Each entry that follows should be set down precisely, with its pictures removed.

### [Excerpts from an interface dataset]

+ + +

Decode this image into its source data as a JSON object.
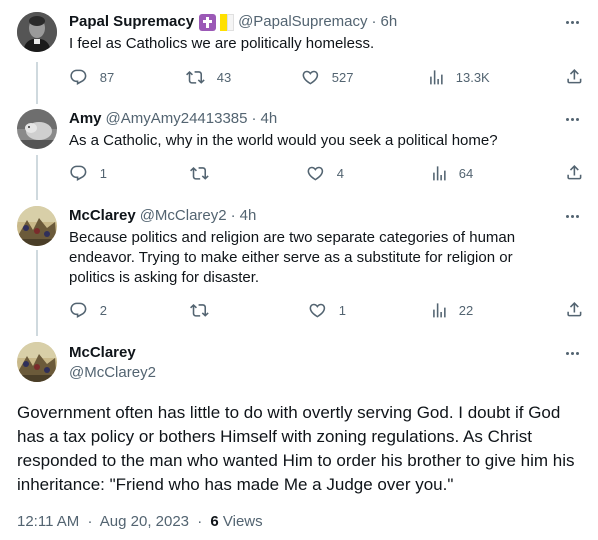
{
  "tweets": [
    {
      "name": "Papal Supremacy",
      "handle": "@PapalSupremacy",
      "time": "6h",
      "text": "I feel as Catholics we are politically homeless.",
      "replies": "87",
      "retweets": "43",
      "likes": "527",
      "views": "13.3K"
    },
    {
      "name": "Amy",
      "handle": "@AmyAmy24413385",
      "time": "4h",
      "text": "As a Catholic,  why in the world would you seek a political home?",
      "replies": "1",
      "retweets": "",
      "likes": "4",
      "views": "64"
    },
    {
      "name": "McClarey",
      "handle": "@McClarey2",
      "time": "4h",
      "text": "Because politics and religion are two separate categories of human endeavor.  Trying to make either serve as a substitute  for religion or politics is asking for disaster.",
      "replies": "2",
      "retweets": "",
      "likes": "1",
      "views": "22"
    }
  ],
  "main": {
    "name": "McClarey",
    "handle": "@McClarey2",
    "text": "Government often has little to do with overtly serving God.  I doubt if God has a tax policy or bothers Himself with zoning regulations.  As Christ responded to the man who wanted Him to order his brother to give him his inheritance:  \"Friend who has made Me a Judge over you.\"",
    "time": "12:11 AM",
    "date": "Aug 20, 2023",
    "views_count": "6",
    "views_label": "Views"
  },
  "dot": "·",
  "icons": {
    "reply": "reply-icon",
    "retweet": "retweet-icon",
    "like": "like-icon",
    "views": "views-icon",
    "share": "share-icon",
    "more": "more-icon",
    "verified": "cross-badge-icon",
    "flag": "vatican-flag-icon"
  },
  "colors": {
    "text": "#0f1419",
    "secondary": "#536471",
    "thread_line": "#cfd9de",
    "badge": "#9b59b6"
  }
}
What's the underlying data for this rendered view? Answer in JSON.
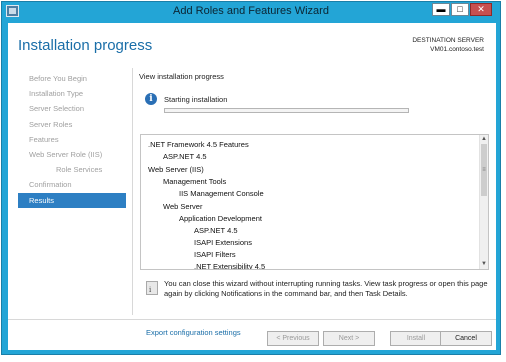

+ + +

### [Answer box]
Decode this image into its source data as a JSON object.
{
  "tweets": [
    {
      "name": "Papal Supremacy",
      "handle": "@PapalSupremacy",
      "time": "6h",
      "text": "I feel as Catholics we are politically homeless.",
      "replies": "87",
      "retweets": "43",
      "likes": "527",
      "views": "13.3K"
    },
    {
      "name": "Amy",
      "handle": "@AmyAmy24413385",
      "time": "4h",
      "text": "As a Catholic,  why in the world would you seek a political home?",
      "replies": "1",
      "retweets": "",
      "likes": "4",
      "views": "64"
    },
    {
      "name": "McClarey",
      "handle": "@McClarey2",
      "time": "4h",
      "text": "Because politics and religion are two separate categories of human endeavor.  Trying to make either serve as a substitute  for religion or politics is asking for disaster.",
      "replies": "2",
      "retweets": "",
      "likes": "1",
      "views": "22"
    }
  ],
  "main": {
    "name": "McClarey",
    "handle": "@McClarey2",
    "text": "Government often has little to do with overtly serving God.  I doubt if God has a tax policy or bothers Himself with zoning regulations.  As Christ responded to the man who wanted Him to order his brother to give him his inheritance:  \"Friend who has made Me a Judge over you.\"",
    "time": "12:11 AM",
    "date": "Aug 20, 2023",
    "views_count": "6",
    "views_label": "Views"
  },
  "dot": "·",
  "icons": {
    "reply": "reply-icon",
    "retweet": "retweet-icon",
    "like": "like-icon",
    "views": "views-icon",
    "share": "share-icon",
    "more": "more-icon",
    "verified": "cross-badge-icon",
    "flag": "vatican-flag-icon"
  },
  "colors": {
    "text": "#0f1419",
    "secondary": "#536471",
    "thread_line": "#cfd9de",
    "badge": "#9b59b6"
  }
}
What's the underlying data for this rendered view? Answer in JSON.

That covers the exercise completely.